Stored dataset items
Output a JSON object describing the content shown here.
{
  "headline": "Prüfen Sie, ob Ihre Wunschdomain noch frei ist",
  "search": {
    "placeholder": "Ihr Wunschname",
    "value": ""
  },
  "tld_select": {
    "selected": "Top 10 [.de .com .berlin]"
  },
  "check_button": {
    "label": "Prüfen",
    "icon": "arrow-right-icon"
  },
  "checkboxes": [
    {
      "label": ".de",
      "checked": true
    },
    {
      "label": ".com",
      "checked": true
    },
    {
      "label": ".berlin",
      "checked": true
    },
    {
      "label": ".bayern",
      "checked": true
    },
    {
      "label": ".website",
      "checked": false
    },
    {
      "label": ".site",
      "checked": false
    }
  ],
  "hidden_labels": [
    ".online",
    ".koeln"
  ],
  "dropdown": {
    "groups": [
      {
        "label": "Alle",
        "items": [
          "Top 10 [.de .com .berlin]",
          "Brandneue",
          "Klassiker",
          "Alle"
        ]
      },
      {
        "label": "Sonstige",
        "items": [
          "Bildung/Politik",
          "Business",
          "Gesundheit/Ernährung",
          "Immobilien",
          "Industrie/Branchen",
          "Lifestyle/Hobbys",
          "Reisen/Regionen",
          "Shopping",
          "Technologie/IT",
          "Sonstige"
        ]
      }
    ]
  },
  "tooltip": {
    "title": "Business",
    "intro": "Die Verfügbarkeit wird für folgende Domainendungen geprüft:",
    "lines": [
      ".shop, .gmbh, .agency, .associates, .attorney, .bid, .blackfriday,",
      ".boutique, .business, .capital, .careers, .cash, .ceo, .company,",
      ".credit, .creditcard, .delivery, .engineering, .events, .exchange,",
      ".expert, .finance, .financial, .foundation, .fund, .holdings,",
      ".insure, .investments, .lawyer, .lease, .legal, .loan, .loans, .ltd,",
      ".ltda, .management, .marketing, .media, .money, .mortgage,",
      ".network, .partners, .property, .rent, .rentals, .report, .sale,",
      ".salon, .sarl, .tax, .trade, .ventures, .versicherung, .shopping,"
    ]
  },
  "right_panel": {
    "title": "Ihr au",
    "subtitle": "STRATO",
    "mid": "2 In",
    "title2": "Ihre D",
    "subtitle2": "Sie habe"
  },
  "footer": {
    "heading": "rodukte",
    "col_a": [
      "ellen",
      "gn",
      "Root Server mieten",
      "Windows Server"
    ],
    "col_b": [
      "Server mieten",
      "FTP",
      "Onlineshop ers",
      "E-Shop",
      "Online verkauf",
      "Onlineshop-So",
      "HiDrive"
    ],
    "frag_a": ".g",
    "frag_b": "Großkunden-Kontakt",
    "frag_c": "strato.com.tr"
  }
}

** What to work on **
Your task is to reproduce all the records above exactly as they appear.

** Final answer **
Output a JSON object describing the content shown here.
{
  "headline": "Prüfen Sie, ob Ihre Wunschdomain noch frei ist",
  "search": {
    "placeholder": "Ihr Wunschname",
    "value": ""
  },
  "tld_select": {
    "selected": "Top 10 [.de .com .berlin]"
  },
  "check_button": {
    "label": "Prüfen",
    "icon": "arrow-right-icon"
  },
  "checkboxes": [
    {
      "label": ".de",
      "checked": true
    },
    {
      "label": ".com",
      "checked": true
    },
    {
      "label": ".berlin",
      "checked": true
    },
    {
      "label": ".bayern",
      "checked": true
    },
    {
      "label": ".website",
      "checked": false
    },
    {
      "label": ".site",
      "checked": false
    }
  ],
  "hidden_labels": [
    ".online",
    ".koeln"
  ],
  "dropdown": {
    "groups": [
      {
        "label": "Alle",
        "items": [
          "Top 10 [.de .com .berlin]",
          "Brandneue",
          "Klassiker",
          "Alle"
        ]
      },
      {
        "label": "Sonstige",
        "items": [
          "Bildung/Politik",
          "Business",
          "Gesundheit/Ernährung",
          "Immobilien",
          "Industrie/Branchen",
          "Lifestyle/Hobbys",
          "Reisen/Regionen",
          "Shopping",
          "Technologie/IT",
          "Sonstige"
        ]
      }
    ]
  },
  "tooltip": {
    "title": "Business",
    "intro": "Die Verfügbarkeit wird für folgende Domainendungen geprüft:",
    "lines": [
      ".shop, .gmbh, .agency, .associates, .attorney, .bid, .blackfriday,",
      ".boutique, .business, .capital, .careers, .cash, .ceo, .company,",
      ".credit, .creditcard, .delivery, .engineering, .events, .exchange,",
      ".expert, .finance, .financial, .foundation, .fund, .holdings,",
      ".insure, .investments, .lawyer, .lease, .legal, .loan, .loans, .ltd,",
      ".ltda, .management, .marketing, .media, .money, .mortgage,",
      ".network, .partners, .property, .rent, .rentals, .report, .sale,",
      ".salon, .sarl, .tax, .trade, .ventures, .versicherung, .shopping,"
    ]
  },
  "right_panel": {
    "title": "Ihr au",
    "subtitle": "STRATO",
    "mid": "2 In",
    "title2": "Ihre D",
    "subtitle2": "Sie habe"
  },
  "footer": {
    "heading": "rodukte",
    "col_a": [
      "ellen",
      "gn",
      "Root Server mieten",
      "Windows Server"
    ],
    "col_b": [
      "Server mieten",
      "FTP",
      "Onlineshop ers",
      "E-Shop",
      "Online verkauf",
      "Onlineshop-So",
      "HiDrive"
    ],
    "frag_a": ".g",
    "frag_b": "Großkunden-Kontakt",
    "frag_c": "strato.com.tr"
  }
}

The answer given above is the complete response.